“However, it is still controversial whether this misfolding is the cause of Alzheimer’s disease or just an accompanying factor,” Gerwert points out.
“For the therapeutic approach, this question is crucial, but it is not relevant for the diagnosis. Misfolding indicates the onset of Alzheimer’s disease.
“The precise timing of therapeutic intervention will become even more important in the future,” predicts Léon Beyer, first author and doctoral student in Klaus Gerwert’s team.
“The success of future drug trials will depend on whether study participants are properly characterized and do not yet show irreversible harm at study entry.”
Biomarkers for Parkinson’s disease and ALS
Misfolded proteins play a central role in many neurodegenerative diseases, such as Parkinson’s disease, Huntington’s disease and amyotrophic lateral sclerosis (ALS).
As the researchers have shown, the immuno-infrared sensor can in principle also be used to detect other misfolded proteins, such as TDP-43, which is characteristic of ALS. They do not measure the concentration of a specific protein, but detect its misfolding using disease-specific antibodies.

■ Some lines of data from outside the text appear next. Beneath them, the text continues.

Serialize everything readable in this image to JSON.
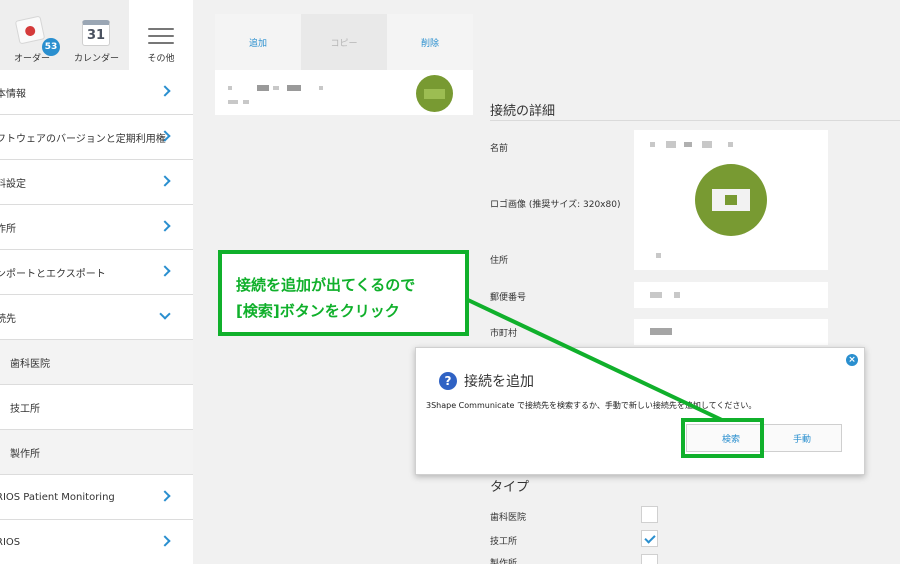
{
  "topbar": {
    "orders": {
      "label": "オーダー",
      "badge": "53"
    },
    "calendar": {
      "label": "カレンダー",
      "day": "31"
    },
    "other": {
      "label": "その他"
    }
  },
  "sidebar": {
    "items": [
      {
        "label": "本情報"
      },
      {
        "label": "フトウェアのバージョンと定期利用権"
      },
      {
        "label": "料設定"
      },
      {
        "label": "作所"
      },
      {
        "label": "ンポートとエクスポート"
      },
      {
        "label": "続先"
      }
    ],
    "sub_items": [
      {
        "label": "歯科医院"
      },
      {
        "label": "技工所"
      },
      {
        "label": "製作所"
      }
    ],
    "bottom_items": [
      {
        "label": "RIOS Patient Monitoring"
      },
      {
        "label": "RIOS"
      }
    ]
  },
  "connections": {
    "toolbar": {
      "add": "追加",
      "copy": "コピー",
      "delete": "削除"
    }
  },
  "details": {
    "title": "接続の詳細",
    "name_label": "名前",
    "logo_label": "ロゴ画像 (推奨サイズ: 320x80)",
    "address_label": "住所",
    "postal_label": "郵便番号",
    "city_label": "市町村"
  },
  "type_section": {
    "title": "タイプ",
    "options": [
      {
        "label": "歯科医院",
        "checked": false
      },
      {
        "label": "技工所",
        "checked": true
      },
      {
        "label": "製作所",
        "checked": false
      }
    ]
  },
  "dialog": {
    "title": "接続を追加",
    "message": "3Shape Communicate で接続先を検索するか、手動で新しい接続先を追加してください。",
    "search_button": "検索",
    "manual_button": "手動",
    "close": "×",
    "help": "?"
  },
  "annotation": {
    "line1": "接続を追加が出てくるので",
    "line2": "[検索]ボタンをクリック"
  },
  "colors": {
    "accent": "#2a8fcf",
    "annotation_green": "#10b02b",
    "logo_green": "#789a32"
  }
}
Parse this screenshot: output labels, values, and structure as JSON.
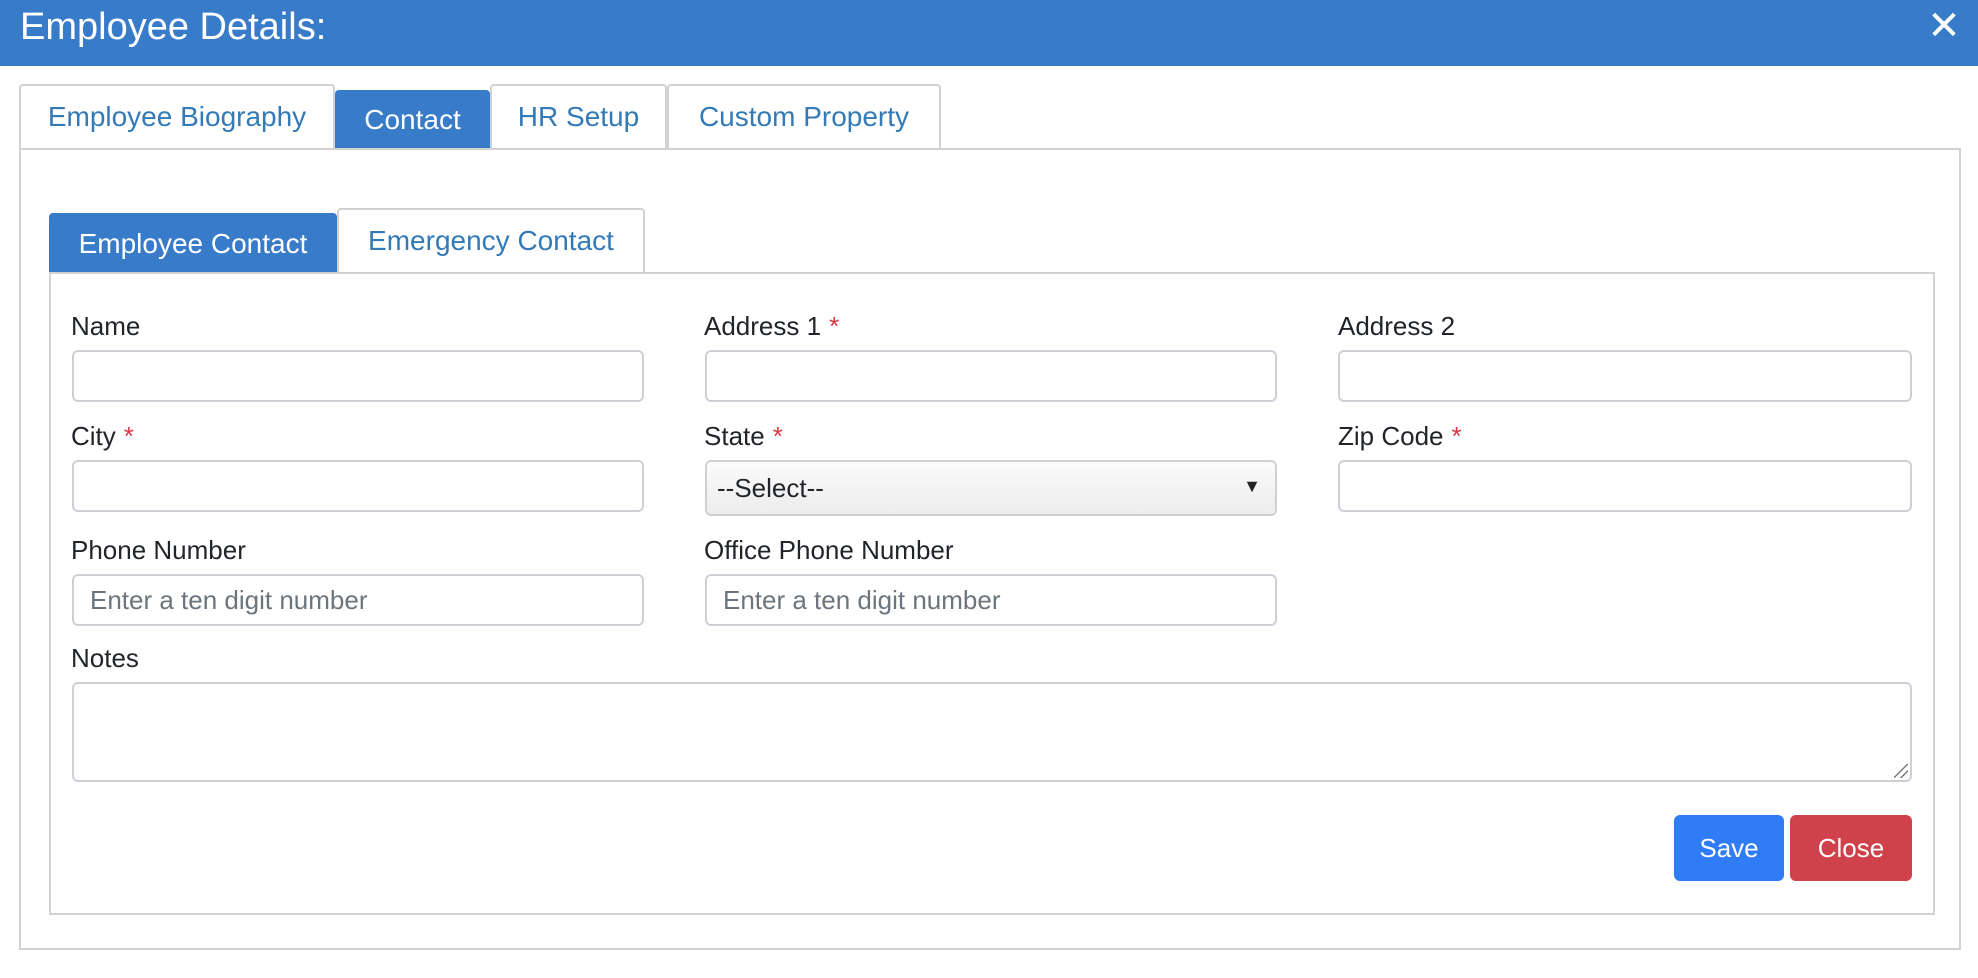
{
  "dialog": {
    "title": "Employee Details:",
    "close_icon": "close-icon"
  },
  "main_tabs": [
    {
      "label": "Employee Biography",
      "active": false
    },
    {
      "label": "Contact",
      "active": true
    },
    {
      "label": "HR Setup",
      "active": false
    },
    {
      "label": "Custom Property",
      "active": false
    }
  ],
  "sub_tabs": [
    {
      "label": "Employee Contact",
      "active": true
    },
    {
      "label": "Emergency Contact",
      "active": false
    }
  ],
  "form": {
    "name": {
      "label": "Name",
      "value": ""
    },
    "address1": {
      "label": "Address 1",
      "required_mark": "*",
      "value": ""
    },
    "address2": {
      "label": "Address 2",
      "value": ""
    },
    "city": {
      "label": "City",
      "required_mark": "*",
      "value": ""
    },
    "state": {
      "label": "State",
      "required_mark": "*",
      "selected": "--Select--"
    },
    "zip": {
      "label": "Zip Code",
      "required_mark": "*",
      "value": ""
    },
    "phone": {
      "label": "Phone Number",
      "placeholder": "Enter a ten digit number",
      "value": ""
    },
    "office_phone": {
      "label": "Office Phone Number",
      "placeholder": "Enter a ten digit number",
      "value": ""
    },
    "notes": {
      "label": "Notes",
      "value": ""
    }
  },
  "actions": {
    "save_label": "Save",
    "close_label": "Close"
  },
  "colors": {
    "header_blue": "#377bc9",
    "link_blue": "#337ab7",
    "save_blue": "#2f7cf6",
    "close_red": "#d0424b",
    "required_red": "#dc3545"
  }
}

“Most importantly, this platform technology enables us to establish differential and accurate biomarker-based diagnosis in the early stages of neurodegenerative diseases, in which the symptom-based diagnosis currently applied is very difficult and error-prone. », points out Gerwert.
About this Alzheimer’s disease research news
Author: Julia Weiller
Source: TO RUB
Contact: Julia Weiler – RUB
Image: Image is in public domain
Original research: Free access.
“Amyloid-beta misfolding and GFAP predict the risk of clinical diagnosis of Alzheimer’s disease within 17 years” by Klaus Gerwert et al. Alzheimer’s and dementia
Beta-amyloid misfolding and GFAP predict risk of clinical diagnosis of Alzheimer’s disease within 17 years
Blood biomarkers for Alzheimer’s disease (AD) are urgently needed. Here, four plasma biomarkers were measured at baseline in a community cohort followed for 17 years, and the association with clinical risk of AD was determined.
Amyloid beta (Aβ) misfolding status as a structure-based biomarker along with concentration levels of phosphorylated tau 181 (P-tau181), glial fibrillary acidic protein (GFAP), and neurofilament lumen (NfL) were determined at baseline in the heparinized plasma of 68 participants who were diagnosed with AD and 240 controls without a diagnosis of dementia throughout follow-up.
Aβ misfolding showed high disease prediction accuracy of AD diagnosis within 17 years. Among concentration markers, GFAP showed the best performance, followed by NfL and P-tau181. The combination of Aβ misfolding and GFAP increased accuracy.
Aβ misfolding and GFAP have shown strong ability to predict clinical risk of AD and may be important early markers of AD risk. Aβ misfolding illustrated its potential as a screening tool for AD risk stratification in the elderly.